In recent years, Turkey has carried out military operations against PKK fighters based in the Kurdistan Region with continued regularity, with troops sometimes crossing into the region up to 20 kilometers deep in some areas to target the guerilla group. Moreover, Turkish planes have carried out airstrikes in the Shingal region.

During the bombings, Ankara has killed dozens of civilians unaffiliated to the PKK since then and has caused extensive damage to farms and killed locals’ livestock.

In mid-June, Turkey launched ground and air operations – dubbed Claw-Tiger and Claw-Eagle – against alleged PKK positions inside the Kurdistan Region’s territory.
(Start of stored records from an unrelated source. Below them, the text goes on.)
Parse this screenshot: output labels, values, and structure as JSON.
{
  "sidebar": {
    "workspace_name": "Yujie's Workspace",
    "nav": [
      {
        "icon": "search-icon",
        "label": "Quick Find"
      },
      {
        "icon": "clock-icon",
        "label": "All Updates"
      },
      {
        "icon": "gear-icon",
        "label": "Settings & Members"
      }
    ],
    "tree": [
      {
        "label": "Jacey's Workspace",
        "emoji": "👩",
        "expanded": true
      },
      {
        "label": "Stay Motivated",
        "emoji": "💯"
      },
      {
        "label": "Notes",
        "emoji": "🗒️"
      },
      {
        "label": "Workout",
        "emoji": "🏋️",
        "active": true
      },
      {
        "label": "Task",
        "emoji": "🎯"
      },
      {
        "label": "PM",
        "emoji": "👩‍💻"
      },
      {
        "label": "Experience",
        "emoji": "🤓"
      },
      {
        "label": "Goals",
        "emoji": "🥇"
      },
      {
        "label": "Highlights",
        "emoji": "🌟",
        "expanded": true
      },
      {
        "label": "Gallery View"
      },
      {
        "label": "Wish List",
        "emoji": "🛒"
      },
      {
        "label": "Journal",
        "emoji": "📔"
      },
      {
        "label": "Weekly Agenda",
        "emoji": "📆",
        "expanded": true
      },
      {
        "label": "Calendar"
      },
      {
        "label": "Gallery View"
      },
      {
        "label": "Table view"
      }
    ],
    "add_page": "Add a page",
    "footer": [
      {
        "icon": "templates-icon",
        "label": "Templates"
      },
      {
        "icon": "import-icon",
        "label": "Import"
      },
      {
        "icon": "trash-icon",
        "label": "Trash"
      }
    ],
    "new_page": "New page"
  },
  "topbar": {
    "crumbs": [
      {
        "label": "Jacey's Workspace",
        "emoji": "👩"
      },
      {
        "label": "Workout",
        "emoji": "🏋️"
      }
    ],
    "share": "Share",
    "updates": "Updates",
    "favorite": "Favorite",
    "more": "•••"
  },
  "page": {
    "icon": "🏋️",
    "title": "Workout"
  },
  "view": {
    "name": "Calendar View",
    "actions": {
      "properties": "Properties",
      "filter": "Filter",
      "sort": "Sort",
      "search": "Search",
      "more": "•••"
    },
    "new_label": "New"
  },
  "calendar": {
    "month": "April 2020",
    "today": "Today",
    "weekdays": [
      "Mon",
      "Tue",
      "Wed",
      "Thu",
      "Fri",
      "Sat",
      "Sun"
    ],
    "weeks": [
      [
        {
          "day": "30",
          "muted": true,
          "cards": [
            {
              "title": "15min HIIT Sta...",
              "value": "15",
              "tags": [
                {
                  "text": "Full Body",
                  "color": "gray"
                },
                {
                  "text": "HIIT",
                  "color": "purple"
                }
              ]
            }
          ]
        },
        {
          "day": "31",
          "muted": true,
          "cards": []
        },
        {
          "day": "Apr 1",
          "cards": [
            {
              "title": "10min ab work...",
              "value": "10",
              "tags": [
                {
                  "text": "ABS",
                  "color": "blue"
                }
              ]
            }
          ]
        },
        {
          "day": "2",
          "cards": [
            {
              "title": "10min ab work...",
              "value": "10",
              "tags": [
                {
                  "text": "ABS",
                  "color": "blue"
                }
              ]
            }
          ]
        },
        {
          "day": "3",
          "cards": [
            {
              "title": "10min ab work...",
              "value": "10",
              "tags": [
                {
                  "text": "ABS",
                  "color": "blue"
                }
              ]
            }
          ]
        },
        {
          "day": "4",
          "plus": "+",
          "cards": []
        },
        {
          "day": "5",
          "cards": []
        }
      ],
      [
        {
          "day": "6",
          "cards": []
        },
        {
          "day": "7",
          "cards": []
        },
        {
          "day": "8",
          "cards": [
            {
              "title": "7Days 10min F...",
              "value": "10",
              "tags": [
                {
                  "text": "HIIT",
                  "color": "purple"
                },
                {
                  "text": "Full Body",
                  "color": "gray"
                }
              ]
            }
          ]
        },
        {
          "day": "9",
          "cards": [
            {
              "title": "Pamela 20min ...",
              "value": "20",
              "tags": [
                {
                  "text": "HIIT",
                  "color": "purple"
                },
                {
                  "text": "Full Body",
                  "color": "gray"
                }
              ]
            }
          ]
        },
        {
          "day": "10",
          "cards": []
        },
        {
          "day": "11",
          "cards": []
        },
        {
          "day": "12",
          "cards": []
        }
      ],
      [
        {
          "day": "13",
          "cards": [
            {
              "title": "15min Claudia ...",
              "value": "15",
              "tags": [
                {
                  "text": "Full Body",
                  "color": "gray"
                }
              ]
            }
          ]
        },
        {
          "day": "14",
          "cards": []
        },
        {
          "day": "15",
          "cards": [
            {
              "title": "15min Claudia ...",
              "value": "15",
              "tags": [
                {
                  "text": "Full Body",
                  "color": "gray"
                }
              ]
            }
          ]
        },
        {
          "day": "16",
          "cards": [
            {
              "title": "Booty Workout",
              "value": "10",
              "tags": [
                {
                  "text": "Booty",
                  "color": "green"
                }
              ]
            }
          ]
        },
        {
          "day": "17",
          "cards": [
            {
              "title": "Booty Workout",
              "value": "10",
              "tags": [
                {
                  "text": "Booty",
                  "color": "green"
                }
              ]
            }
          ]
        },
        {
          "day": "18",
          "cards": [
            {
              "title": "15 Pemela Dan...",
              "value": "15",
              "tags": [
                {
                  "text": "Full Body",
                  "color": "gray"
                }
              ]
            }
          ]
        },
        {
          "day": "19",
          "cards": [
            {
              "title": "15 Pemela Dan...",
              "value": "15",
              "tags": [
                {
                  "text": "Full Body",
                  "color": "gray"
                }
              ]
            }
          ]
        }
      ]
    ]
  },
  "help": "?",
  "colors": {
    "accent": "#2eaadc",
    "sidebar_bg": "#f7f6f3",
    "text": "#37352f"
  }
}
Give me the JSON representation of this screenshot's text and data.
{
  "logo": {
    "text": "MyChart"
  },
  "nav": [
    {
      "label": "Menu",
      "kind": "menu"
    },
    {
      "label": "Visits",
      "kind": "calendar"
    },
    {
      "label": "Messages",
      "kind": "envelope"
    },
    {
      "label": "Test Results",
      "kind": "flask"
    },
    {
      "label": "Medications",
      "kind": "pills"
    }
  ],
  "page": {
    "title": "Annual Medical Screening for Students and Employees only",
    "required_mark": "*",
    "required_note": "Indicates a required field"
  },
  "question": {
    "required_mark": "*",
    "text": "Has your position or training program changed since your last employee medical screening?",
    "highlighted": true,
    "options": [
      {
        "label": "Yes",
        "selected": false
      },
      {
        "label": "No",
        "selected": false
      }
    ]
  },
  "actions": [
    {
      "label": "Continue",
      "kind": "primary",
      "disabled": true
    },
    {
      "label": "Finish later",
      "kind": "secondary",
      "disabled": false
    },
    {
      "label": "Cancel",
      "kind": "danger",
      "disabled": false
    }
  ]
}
In September 2020, Turkey announced the official end to the operation. However, airstrikes have continued in the Kurdistan Region.

“Rumors of an impending Turkish military operation against Sinjar in Northwest Iraq aren’t surprising. Erdogan has long called it “new Qandil”,” Nicholas Heras, of Washington’s Institute for the Study of War, told Kurdistan 24 on Saturday.

“He might be making the bet that an operation in Iraq, versus one in Syria, will not lead to a Biden team reaction.”

According to Yousif Ismael, Director of Policy and Media at the Washington Kurdish Institute (WKI), “Turkey’s new threat is the first test for Biden’s administration in dealing with Erdogan’s anti-western rhetoric and regional expansionist policies.”

“I think Erdogan is now more limited in Syria due to Russia’s presence and Biden’s continuous public denouncement against the Turkish invasion in Syria,” he told Kurdistan 24. “However, Iraq is a different arena where Turkey is seeking a bargaining chip with the US before holding talks over several outstanding issues.”

Moreover, he added that Turkey is trying to take advantage of the “Biden administration’s priority and focus on the domestic issues at least for the first 100 days.”

However, he said an attack on Shingal will only complicate the situation with the reemergence of the Islamic State in both Iraq and Syria.

Co-founder and former Executive Director of Ezidi rights organization Yazda, Murad Ismael, told Kurdistan 24 that the Ezidi’s in Shingal hope there won’t be any Turkish operation in Sinjar fearing it would hurt civililians that were victims of a genocide carried out by the Islamic State beginning in August 2014.

“We think the conscious world will stand against it,” he said. Instead, he proposed that all local groups in Sinjar should be integrated into a federal force.

“While I have no respect for Turkey. We don’t want Sinjar to be used against any country, including Turkey,” he added.

“Attacking any local Yezidi group will prolong the conflict and won’t fix the issue. The Yezidi community deserve a peaceful life with dignity, not shelling and air strikes. The Yezidis also are not in need to feed the PKK-Turkey conflict, which is not our fight,” he concluded.

Editing by John J. Catherine